> [WORK REQUIRED]
Search the records for the word "JSON" and pick out every line that has it.
RECORDS PROVIDED Block Start
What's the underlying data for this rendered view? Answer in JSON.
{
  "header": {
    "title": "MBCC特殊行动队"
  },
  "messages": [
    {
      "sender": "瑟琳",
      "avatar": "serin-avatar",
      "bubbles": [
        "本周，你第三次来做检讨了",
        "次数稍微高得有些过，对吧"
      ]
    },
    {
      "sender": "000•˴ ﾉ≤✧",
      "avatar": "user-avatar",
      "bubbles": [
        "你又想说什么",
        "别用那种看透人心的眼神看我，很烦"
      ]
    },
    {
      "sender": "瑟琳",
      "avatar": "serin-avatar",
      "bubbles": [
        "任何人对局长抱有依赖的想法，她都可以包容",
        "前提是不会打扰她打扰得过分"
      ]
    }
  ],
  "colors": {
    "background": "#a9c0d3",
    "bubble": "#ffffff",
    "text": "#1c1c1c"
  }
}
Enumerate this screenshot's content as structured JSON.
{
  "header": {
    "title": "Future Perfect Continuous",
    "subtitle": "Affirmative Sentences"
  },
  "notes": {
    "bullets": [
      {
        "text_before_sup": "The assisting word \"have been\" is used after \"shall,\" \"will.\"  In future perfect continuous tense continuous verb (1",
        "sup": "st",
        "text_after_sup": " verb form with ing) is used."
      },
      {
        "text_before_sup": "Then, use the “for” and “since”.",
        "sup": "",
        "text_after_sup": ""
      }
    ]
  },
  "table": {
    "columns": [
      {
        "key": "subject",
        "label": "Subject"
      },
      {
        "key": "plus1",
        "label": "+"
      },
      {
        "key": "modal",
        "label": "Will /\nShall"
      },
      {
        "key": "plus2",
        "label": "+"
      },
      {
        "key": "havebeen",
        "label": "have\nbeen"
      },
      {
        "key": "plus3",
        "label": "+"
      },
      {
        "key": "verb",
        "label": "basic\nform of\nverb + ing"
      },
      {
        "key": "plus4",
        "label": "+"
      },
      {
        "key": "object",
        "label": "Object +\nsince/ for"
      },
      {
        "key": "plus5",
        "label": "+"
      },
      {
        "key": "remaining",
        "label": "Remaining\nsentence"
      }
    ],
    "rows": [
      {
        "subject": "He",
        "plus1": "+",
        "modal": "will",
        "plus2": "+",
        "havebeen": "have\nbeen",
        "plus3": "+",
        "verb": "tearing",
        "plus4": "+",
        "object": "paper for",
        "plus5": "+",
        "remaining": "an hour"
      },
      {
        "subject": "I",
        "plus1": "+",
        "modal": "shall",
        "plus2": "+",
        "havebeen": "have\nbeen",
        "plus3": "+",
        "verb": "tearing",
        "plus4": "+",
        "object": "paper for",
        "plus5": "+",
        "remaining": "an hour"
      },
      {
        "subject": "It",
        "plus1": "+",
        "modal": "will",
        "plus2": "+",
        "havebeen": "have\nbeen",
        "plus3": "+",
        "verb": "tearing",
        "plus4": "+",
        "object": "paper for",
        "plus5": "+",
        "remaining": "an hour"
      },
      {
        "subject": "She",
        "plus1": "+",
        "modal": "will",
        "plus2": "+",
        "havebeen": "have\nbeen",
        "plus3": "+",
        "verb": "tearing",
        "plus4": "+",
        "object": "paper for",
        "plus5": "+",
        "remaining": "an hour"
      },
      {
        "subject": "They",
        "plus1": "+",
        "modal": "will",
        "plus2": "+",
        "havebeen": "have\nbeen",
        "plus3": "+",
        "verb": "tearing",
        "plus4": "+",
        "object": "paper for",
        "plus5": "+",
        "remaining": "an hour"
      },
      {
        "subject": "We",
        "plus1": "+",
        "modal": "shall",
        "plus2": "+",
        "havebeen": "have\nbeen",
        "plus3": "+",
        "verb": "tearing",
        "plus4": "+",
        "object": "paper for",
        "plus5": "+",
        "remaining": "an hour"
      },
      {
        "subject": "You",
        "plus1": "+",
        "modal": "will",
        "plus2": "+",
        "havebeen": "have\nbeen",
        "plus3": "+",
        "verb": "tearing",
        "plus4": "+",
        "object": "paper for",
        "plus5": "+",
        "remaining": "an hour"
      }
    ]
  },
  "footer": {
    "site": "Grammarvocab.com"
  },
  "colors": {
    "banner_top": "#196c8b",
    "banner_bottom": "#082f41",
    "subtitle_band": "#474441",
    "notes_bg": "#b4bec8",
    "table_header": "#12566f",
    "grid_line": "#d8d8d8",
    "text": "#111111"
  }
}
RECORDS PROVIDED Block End
> [PROBLEM SOLUTION]
What's the underlying data for this rendered view? Answer in JSON.
Enumerate this screenshot's content as structured JSON.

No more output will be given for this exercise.